- Holding spaces for reflection and encouraging prayer to be articulated in verbal and non-verbal ways, individually and in online breakout rooms
- In online formats the effective use of the chat function and microphone settings encourages active participation in prayer, e.g. saying the Lord's Prayer together unmuted, in a moment of ‘holy chaos'
- While singing in our congregations is still restricted, we can worship corporately by using antiphonal psalm readings, creeds and participative prayers
- Using music and the arts as part of the worship encourages the use of imagination in place of sung or spoken words
- Use of silence, sensory and kinaesthetic practices allow for experience and expression beyond regular audio and visual mediums.
The following questions might help you develop a habit of reflecting on how we create and deliver content and its effectiveness and impact, and then applying what we learn to develop our practice.
- How inclusive was the worship?
Could the worship delivery and content be described as worship for all/ intergenerational?
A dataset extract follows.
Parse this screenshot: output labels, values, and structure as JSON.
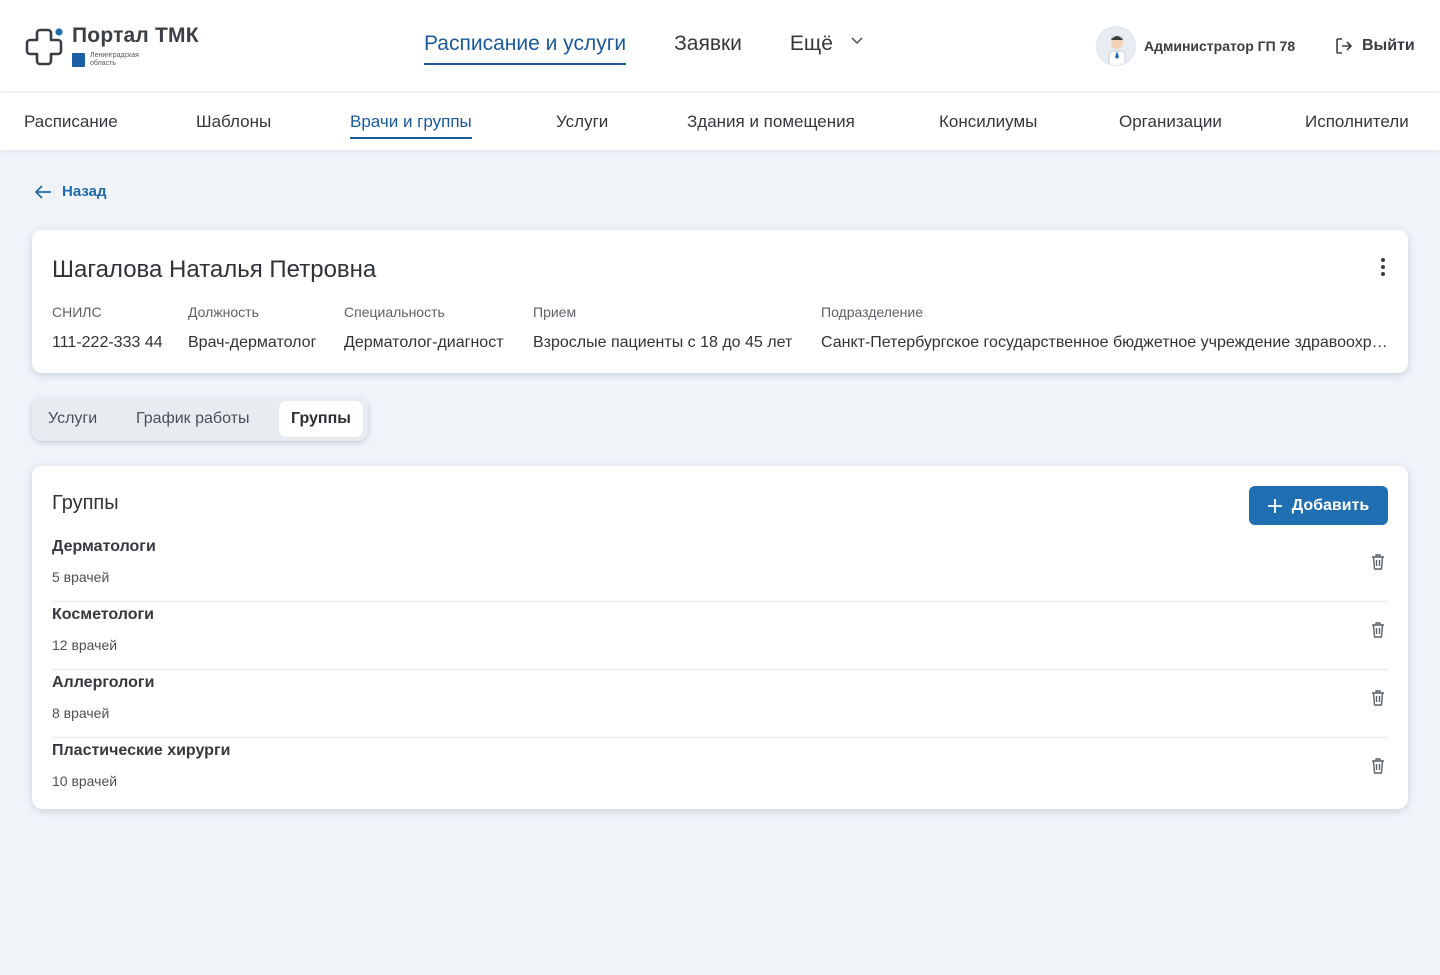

Was it sensitive to different "Spiritual Styles"?
- How was the balance between passive and active participation?
- How were people empowered to connect with or encounter God?
What helped this? What hindered this?
- How cohesive was the worship?
Did it function well as a whole?
How effective was each of the individual elements in fulfilling its purpose?
- How balanced was the worship?
What themes/topics/doctrines/areas of Christian life were included?
- How did the worship connect with your context/contemporary issues?
Was it relevant in the everyday lives of those attending and in the wider parish/ community?
How well did the worship connect with local and national issues?
How well did the worship connect with world events/issues?
- What have I learned that can help me next time I plan and deliver worship?
Up-to-date information for churches around COVID-19 can be found in our COVID-19 (Coronavirus) advice for churches section.
You can listen to samples of every song in the Church Hymnary 4th edition (CH4) and download a selection of recordings for use in worship in our online hymnary.
You can find an introduction to spiritual styles in our worship resources section
You are free to download, project, print and circulate multiple copies of any of this material for use in worship services, bible studies, parish magazines, etc., but reproduction for commercial purposes is not permitted.
Please note that the views expressed in these materials are those of the individual writer and not necessarily the official view of the Church of Scotland, which can be laid down only by the General Assembly.